_PROBLEM TO WORK ON:_
Repeat all of the material exactly, with no line missing.

_STORED DATA:_
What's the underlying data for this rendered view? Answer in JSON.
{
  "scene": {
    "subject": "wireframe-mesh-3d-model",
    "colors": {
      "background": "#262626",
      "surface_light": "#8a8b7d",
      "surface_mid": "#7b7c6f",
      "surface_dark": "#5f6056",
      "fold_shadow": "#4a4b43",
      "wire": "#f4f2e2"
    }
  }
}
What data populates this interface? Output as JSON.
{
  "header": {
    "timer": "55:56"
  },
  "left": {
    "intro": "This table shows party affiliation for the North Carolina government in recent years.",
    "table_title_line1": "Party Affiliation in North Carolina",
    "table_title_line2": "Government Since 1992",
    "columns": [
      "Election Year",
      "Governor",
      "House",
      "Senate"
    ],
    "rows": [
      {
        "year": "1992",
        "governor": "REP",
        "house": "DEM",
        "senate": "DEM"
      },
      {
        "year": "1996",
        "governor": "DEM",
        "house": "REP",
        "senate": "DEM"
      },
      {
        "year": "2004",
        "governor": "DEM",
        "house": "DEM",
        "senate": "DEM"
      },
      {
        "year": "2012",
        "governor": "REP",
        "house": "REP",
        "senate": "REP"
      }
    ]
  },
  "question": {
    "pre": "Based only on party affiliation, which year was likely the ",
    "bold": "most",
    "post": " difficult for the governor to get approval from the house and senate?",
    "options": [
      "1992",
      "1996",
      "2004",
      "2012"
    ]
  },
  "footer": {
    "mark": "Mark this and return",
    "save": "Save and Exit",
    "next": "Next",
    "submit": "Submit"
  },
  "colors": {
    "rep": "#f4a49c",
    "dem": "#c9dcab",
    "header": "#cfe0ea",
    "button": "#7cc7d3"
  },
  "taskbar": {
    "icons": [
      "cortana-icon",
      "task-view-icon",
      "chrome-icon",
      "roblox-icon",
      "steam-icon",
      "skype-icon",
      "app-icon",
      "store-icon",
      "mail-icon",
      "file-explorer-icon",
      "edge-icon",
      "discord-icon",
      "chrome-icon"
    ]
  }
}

_PROBLEM SOLUTION:_
What's the underlying data for this rendered view? Answer in JSON.
{
  "scene": {
    "subject": "wireframe-mesh-3d-model",
    "colors": {
      "background": "#262626",
      "surface_light": "#8a8b7d",
      "surface_mid": "#7b7c6f",
      "surface_dark": "#5f6056",
      "fold_shadow": "#4a4b43",
      "wire": "#f4f2e2"
    }
  }
}
What data populates this interface? Output as JSON.
{
  "header": {
    "timer": "55:56"
  },
  "left": {
    "intro": "This table shows party affiliation for the North Carolina government in recent years.",
    "table_title_line1": "Party Affiliation in North Carolina",
    "table_title_line2": "Government Since 1992",
    "columns": [
      "Election Year",
      "Governor",
      "House",
      "Senate"
    ],
    "rows": [
      {
        "year": "1992",
        "governor": "REP",
        "house": "DEM",
        "senate": "DEM"
      },
      {
        "year": "1996",
        "governor": "DEM",
        "house": "REP",
        "senate": "DEM"
      },
      {
        "year": "2004",
        "governor": "DEM",
        "house": "DEM",
        "senate": "DEM"
      },
      {
        "year": "2012",
        "governor": "REP",
        "house": "REP",
        "senate": "REP"
      }
    ]
  },
  "question": {
    "pre": "Based only on party affiliation, which year was likely the ",
    "bold": "most",
    "post": " difficult for the governor to get approval from the house and senate?",
    "options": [
      "1992",
      "1996",
      "2004",
      "2012"
    ]
  },
  "footer": {
    "mark": "Mark this and return",
    "save": "Save and Exit",
    "next": "Next",
    "submit": "Submit"
  },
  "colors": {
    "rep": "#f4a49c",
    "dem": "#c9dcab",
    "header": "#cfe0ea",
    "button": "#7cc7d3"
  },
  "taskbar": {
    "icons": [
      "cortana-icon",
      "task-view-icon",
      "chrome-icon",
      "roblox-icon",
      "steam-icon",
      "skype-icon",
      "app-icon",
      "store-icon",
      "mail-icon",
      "file-explorer-icon",
      "edge-icon",
      "discord-icon",
      "chrome-icon"
    ]
  }
}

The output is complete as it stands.